_Stored data_.
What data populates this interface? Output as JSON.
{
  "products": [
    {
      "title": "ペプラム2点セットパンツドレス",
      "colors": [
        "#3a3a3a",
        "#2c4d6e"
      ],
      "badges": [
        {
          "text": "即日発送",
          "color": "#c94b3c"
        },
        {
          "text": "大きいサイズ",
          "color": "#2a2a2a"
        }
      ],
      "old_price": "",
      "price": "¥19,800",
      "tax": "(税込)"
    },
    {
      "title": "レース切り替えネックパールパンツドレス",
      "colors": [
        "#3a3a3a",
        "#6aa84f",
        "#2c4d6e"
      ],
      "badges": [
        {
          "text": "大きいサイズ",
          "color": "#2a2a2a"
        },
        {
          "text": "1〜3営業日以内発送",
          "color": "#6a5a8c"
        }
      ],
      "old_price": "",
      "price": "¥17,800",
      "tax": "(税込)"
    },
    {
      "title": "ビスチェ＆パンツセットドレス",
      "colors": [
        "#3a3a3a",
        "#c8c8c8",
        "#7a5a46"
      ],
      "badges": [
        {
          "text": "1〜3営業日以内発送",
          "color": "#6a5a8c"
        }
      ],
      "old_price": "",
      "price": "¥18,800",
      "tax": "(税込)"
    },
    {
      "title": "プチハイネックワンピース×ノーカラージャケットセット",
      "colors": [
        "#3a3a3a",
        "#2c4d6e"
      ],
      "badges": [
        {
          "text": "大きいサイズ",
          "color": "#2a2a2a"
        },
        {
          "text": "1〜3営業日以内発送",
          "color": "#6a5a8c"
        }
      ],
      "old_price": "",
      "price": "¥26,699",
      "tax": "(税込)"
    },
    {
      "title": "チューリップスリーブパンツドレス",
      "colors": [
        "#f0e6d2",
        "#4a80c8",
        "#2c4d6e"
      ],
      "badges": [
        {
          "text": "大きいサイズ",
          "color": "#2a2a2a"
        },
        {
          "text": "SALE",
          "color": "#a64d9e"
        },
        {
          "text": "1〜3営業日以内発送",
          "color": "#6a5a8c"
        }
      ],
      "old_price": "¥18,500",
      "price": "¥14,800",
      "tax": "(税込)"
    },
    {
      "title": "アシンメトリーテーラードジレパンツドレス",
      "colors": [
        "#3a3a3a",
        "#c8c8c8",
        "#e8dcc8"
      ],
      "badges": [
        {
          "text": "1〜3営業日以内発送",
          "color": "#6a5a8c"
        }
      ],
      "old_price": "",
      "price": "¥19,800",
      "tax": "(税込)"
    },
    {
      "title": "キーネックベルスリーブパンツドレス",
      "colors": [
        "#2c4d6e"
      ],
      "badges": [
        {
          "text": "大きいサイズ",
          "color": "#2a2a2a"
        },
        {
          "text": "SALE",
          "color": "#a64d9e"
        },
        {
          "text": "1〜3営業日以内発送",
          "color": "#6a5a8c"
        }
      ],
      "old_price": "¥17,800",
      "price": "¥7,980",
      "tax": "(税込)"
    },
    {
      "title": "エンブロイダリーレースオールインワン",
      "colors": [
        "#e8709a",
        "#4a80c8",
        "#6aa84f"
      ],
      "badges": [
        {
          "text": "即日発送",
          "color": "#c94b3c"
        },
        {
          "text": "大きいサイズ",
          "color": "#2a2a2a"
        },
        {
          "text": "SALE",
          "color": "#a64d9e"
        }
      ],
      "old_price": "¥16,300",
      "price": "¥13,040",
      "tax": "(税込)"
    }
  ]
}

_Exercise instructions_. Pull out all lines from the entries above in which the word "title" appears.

_Written solution_.
      "title": "ペプラム2点セットパンツドレス",
      "title": "レース切り替えネックパールパンツドレス",
      "title": "ビスチェ＆パンツセットドレス",
      "title": "プチハイネックワンピース×ノーカラージャケットセット",
      "title": "チューリップスリーブパンツドレス",
      "title": "アシンメトリーテーラードジレパンツドレス",
      "title": "キーネックベルスリーブパンツドレス",
      "title": "エンブロイダリーレースオールインワン",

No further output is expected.